[[ Records, beginning ]]

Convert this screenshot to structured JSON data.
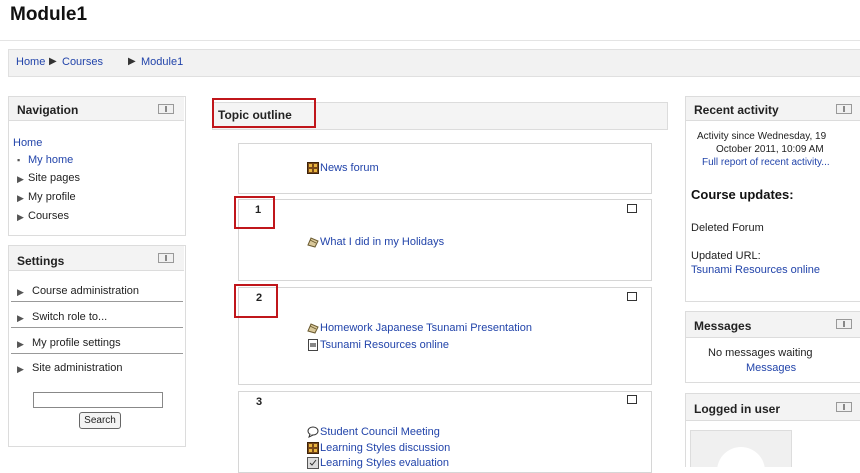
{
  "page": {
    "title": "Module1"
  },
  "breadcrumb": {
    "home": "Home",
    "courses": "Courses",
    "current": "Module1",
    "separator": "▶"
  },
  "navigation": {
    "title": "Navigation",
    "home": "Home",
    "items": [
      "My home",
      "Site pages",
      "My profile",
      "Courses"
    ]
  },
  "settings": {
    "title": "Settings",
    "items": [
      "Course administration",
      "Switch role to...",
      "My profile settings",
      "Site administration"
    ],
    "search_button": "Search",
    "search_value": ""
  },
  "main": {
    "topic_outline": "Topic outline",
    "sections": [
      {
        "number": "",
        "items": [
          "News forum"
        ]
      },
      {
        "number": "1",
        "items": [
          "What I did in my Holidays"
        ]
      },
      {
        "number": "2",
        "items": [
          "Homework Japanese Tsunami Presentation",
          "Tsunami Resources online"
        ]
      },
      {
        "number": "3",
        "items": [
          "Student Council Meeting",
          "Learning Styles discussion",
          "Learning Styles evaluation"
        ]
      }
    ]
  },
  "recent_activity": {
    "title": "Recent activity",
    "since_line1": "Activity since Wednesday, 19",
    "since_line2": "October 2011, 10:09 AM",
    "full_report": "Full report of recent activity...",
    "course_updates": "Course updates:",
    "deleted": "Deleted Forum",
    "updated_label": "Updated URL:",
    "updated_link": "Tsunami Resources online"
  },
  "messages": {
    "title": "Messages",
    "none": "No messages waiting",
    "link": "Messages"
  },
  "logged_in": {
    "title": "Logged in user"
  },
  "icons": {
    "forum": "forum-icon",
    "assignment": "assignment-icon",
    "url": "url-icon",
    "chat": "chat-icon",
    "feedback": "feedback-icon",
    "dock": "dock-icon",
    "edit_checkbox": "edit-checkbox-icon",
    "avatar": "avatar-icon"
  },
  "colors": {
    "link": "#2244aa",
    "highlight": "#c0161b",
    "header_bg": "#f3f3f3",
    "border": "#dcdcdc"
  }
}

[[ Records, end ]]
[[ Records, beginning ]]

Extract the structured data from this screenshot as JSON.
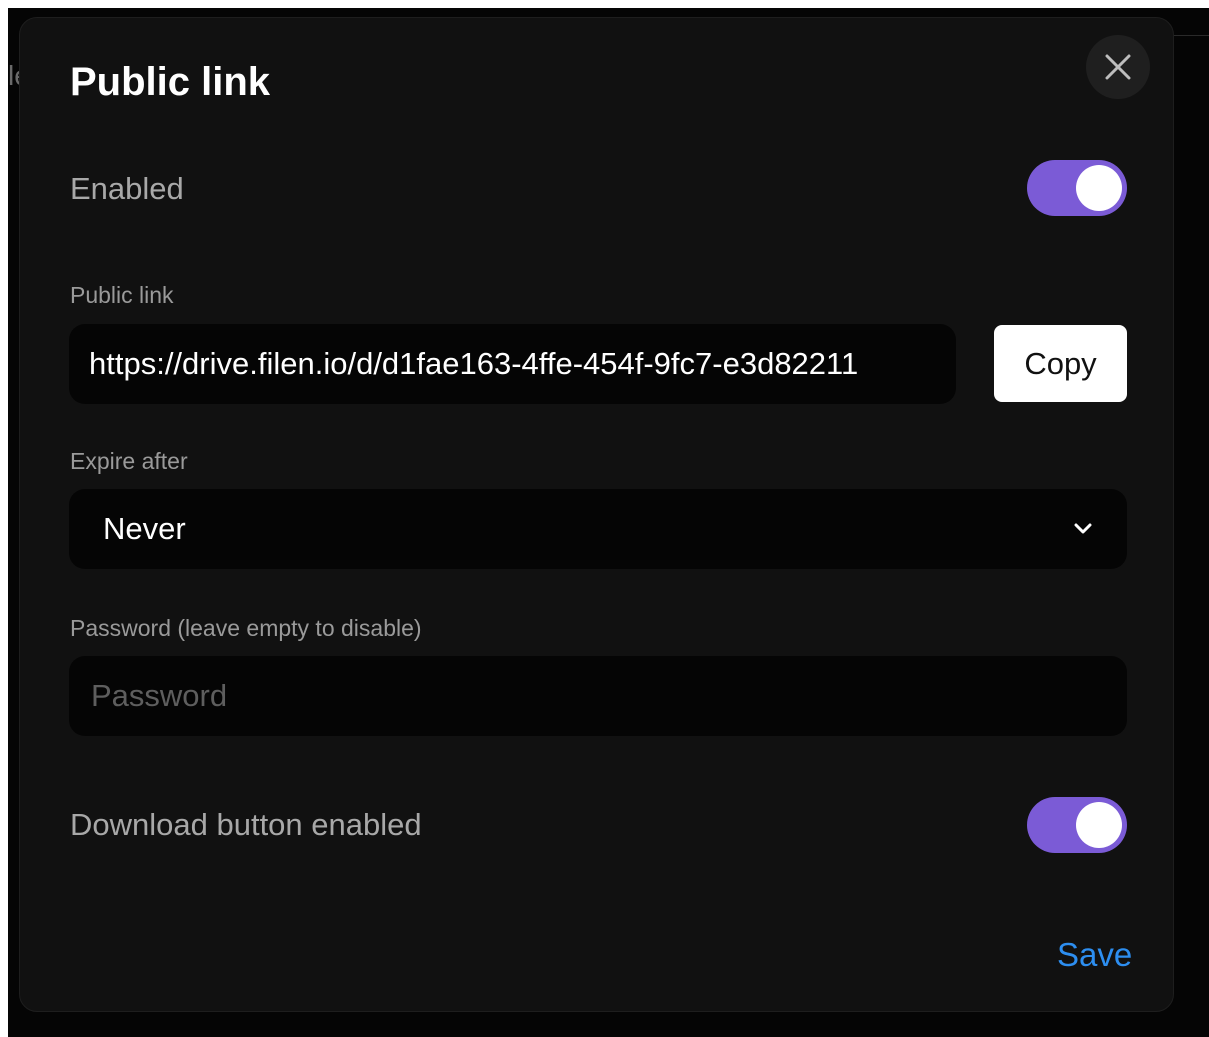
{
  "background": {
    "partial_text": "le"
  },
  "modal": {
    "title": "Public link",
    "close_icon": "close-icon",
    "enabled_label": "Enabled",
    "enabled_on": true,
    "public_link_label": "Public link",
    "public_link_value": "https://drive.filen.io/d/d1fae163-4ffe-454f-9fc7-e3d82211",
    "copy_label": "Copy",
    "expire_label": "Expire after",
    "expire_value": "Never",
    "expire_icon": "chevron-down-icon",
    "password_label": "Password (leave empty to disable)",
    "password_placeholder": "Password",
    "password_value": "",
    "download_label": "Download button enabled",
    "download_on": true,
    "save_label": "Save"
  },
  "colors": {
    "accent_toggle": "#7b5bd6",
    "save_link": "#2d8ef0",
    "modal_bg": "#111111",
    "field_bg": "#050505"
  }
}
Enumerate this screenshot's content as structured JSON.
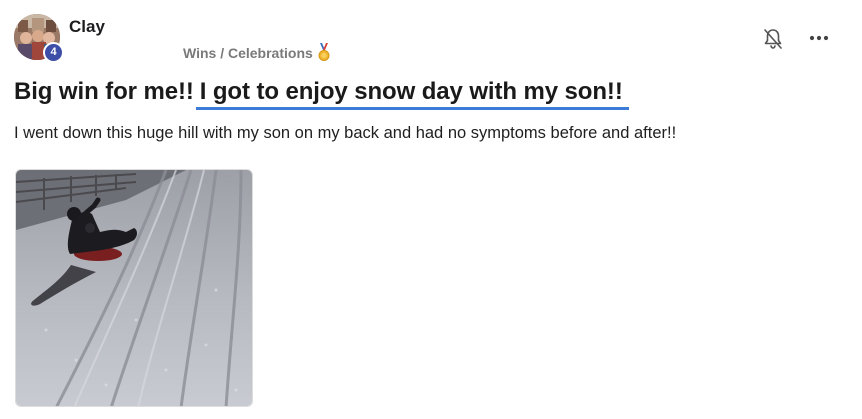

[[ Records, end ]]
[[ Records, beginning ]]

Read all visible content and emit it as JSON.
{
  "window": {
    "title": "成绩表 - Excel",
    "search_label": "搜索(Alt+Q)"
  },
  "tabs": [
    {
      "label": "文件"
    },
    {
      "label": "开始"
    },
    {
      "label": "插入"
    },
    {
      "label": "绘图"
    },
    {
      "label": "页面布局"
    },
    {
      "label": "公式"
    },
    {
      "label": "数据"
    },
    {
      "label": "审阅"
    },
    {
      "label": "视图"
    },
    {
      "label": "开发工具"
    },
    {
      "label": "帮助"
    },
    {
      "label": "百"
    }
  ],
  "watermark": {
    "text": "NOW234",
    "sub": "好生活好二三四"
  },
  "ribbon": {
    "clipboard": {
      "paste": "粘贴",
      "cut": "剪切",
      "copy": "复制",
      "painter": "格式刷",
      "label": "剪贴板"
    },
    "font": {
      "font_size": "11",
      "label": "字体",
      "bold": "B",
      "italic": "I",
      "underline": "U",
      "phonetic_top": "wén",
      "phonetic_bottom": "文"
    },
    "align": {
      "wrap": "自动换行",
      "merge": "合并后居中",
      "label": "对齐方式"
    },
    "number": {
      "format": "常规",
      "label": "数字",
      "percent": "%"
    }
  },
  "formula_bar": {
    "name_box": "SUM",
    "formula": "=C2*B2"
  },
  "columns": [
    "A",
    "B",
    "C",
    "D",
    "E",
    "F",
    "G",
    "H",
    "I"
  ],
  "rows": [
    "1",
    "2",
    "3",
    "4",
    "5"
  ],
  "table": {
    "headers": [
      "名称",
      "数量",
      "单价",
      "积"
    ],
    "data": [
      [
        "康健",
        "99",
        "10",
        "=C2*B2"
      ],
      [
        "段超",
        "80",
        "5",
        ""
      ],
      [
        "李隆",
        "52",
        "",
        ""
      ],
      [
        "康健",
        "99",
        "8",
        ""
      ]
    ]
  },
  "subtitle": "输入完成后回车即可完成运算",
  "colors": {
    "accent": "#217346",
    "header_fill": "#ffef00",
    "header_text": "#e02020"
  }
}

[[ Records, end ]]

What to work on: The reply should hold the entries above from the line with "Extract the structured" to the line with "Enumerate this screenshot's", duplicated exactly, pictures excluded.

Task answer:
Extract the structured data from this screenshot as JSON.
{
  "background": {
    "partial_text": "le"
  },
  "modal": {
    "title": "Public link",
    "close_icon": "close-icon",
    "enabled_label": "Enabled",
    "enabled_on": true,
    "public_link_label": "Public link",
    "public_link_value": "https://drive.filen.io/d/d1fae163-4ffe-454f-9fc7-e3d82211",
    "copy_label": "Copy",
    "expire_label": "Expire after",
    "expire_value": "Never",
    "expire_icon": "chevron-down-icon",
    "password_label": "Password (leave empty to disable)",
    "password_placeholder": "Password",
    "password_value": "",
    "download_label": "Download button enabled",
    "download_on": true,
    "save_label": "Save"
  },
  "colors": {
    "accent_toggle": "#7b5bd6",
    "save_link": "#2d8ef0",
    "modal_bg": "#111111",
    "field_bg": "#050505"
  }
}
Enumerate this screenshot's content as structured JSON.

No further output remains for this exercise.